With two days to kill and the dog and all the horses cared for, Ann threw a random bag of clothes together, locked the house and hopped into her car with only one major choice in her mind;  South toward the Mexican Baja Peninsula for sun and surf, tequila and nightlife or North to the foggy cold coast and the Ranch.

Ann had always loved driving. Driving alone was meditation and driving with friends, as long as she had the wheel, harbored many of her favorite memories. She remembered her Dad teaching her to drive when she was 14. She remembered acting clumsy to hide the fact that she’d been driving her boyfriend’s car for almost six months. Her dad had been so proud that she was a such a quick learner.

All choices held delicious possibilities. Some hedonistic and wild, the others restful and grounding. She decided, like any resident of the Los Angeles basin, to let traffic decide. She’d drive out to where the 210 Hwy met Hwy 5. If traffic was moving to the south, it was Mexico, if traffic was moving smoothy to the north she would head to the Ranch, west to Johnny and Mark’s and if traffic was moving to the east, it was Vegas.

She was hardly two miles down Colorado Blvd. when her phone rang;

“Hey Snookims – we missed you last night at dinner. Wanna join me for a little drinky drinky?”

“Howdy Julie, I’m on my way out of town.”

“Got a hot date?” Julie crooned.

“Not hardly, I’m going to visit my friend up in the Bay Area.”

“Need to let some of the heat blow off?” Julie, she figured, was fishing for information.

“Jude has the whole story, you should call him.”

“I mean about your friend Johnny.”

“Johnny? How do YOU know Johnny?” Ann was stunned.

“Sweetie, we all work out at the same gym.  You didn’t think you were the only fag-hag at the Club – did you? Plus, Mark and I have lots of mutual friends in the art scene.” Julie was giggling and it was clear she’d already had a couple of drinks.

“Is he okay?” Ann stammered.

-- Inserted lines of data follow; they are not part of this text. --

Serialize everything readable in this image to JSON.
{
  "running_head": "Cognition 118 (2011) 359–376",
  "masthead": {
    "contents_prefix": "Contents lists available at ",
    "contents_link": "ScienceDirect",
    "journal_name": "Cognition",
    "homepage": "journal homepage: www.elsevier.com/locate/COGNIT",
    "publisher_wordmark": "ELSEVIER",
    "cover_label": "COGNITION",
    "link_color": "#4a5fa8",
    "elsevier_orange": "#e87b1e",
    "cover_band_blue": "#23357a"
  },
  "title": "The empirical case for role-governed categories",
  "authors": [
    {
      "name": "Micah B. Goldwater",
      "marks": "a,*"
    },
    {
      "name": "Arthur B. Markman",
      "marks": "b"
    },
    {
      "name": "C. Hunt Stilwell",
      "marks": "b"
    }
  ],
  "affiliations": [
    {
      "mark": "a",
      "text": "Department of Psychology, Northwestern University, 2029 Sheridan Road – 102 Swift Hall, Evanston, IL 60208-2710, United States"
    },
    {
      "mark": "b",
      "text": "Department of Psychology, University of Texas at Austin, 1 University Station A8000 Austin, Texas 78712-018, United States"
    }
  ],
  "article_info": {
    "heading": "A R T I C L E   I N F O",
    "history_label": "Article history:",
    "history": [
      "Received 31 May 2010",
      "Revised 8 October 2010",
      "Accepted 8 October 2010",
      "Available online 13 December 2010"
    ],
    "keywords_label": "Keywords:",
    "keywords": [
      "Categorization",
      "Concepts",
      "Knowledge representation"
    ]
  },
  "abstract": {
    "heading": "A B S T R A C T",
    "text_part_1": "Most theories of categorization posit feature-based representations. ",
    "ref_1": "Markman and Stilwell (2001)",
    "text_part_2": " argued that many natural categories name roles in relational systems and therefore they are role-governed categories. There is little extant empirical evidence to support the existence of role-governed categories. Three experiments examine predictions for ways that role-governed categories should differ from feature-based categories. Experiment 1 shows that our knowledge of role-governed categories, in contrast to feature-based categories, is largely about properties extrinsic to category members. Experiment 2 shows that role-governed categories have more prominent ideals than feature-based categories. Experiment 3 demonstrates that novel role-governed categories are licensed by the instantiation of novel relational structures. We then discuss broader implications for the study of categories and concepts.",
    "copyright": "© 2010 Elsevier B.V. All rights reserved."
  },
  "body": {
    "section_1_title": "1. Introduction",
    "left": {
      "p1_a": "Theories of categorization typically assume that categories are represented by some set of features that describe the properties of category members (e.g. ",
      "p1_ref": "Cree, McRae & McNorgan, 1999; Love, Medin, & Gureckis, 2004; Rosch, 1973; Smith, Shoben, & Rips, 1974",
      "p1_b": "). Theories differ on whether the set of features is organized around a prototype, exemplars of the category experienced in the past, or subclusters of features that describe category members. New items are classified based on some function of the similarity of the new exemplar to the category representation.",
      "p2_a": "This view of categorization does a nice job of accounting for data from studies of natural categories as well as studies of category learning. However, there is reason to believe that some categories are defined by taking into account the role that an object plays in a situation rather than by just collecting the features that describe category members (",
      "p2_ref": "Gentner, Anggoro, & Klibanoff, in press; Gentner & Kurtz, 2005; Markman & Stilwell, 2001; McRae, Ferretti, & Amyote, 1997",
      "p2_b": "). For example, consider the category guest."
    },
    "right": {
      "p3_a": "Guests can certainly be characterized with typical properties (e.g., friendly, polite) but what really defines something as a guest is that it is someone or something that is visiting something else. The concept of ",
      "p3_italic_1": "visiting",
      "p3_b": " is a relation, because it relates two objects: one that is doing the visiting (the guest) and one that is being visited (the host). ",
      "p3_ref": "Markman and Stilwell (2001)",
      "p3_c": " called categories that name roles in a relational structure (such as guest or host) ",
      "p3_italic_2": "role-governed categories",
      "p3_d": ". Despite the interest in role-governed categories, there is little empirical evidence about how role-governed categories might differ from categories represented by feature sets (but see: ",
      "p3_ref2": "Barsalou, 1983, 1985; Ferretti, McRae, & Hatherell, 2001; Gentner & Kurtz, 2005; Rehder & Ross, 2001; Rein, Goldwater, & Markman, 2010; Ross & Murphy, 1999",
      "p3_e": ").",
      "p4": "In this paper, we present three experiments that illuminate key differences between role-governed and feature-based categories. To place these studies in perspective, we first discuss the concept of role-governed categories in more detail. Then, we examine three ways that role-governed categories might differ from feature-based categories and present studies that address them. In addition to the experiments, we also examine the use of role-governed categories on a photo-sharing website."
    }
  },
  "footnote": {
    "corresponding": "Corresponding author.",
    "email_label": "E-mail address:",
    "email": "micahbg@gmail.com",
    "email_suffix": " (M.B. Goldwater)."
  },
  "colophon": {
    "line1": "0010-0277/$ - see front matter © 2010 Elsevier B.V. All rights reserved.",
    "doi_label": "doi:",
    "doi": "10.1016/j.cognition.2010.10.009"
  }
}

“He’s drying out for a bit and he’ll be back up to his old tricks in no time. You run along and play in San Francisco, I know the perfect day spa if you want to get a dreamy facial. You won’t hate me if I say you could use it? Anyway, I’ll see you when you get back. Bye now. M-wah.” Julie pressed a sloppy kiss on her phone before hanging up.

Great, Johnny and Mark and Julie are all hanging out now. Surely they’d rather hang out with Julie and her Pepperdine education and her fashion sense rather than a grubby gallop girl. She was jealous and hurt and didn’t have any idea what to do about it. The only good news is that Johnny had survived his breakdown and he must be okay. She placated herself with the notion that all was well with her friends as she approached the turn off to Hwy 5 and automatically turned north without even looking at the traffic. She’d be at the ranch around midnight if she didn’t stop.

Author Joell Dunlap lives in Half Moon Bay with her husband, some smelly old hound dogs and 19 rescued and donated horses - most of them OTTBs. She is the founder and executive director of The Square Peg Foundation (www.squarepegfoundation.org). You can subscribe to read weekly installments of A Damn Fine Hand here: https://adamnfinehand.com, or follow along in upcoming issues of CRM as we serialize her compelling novel.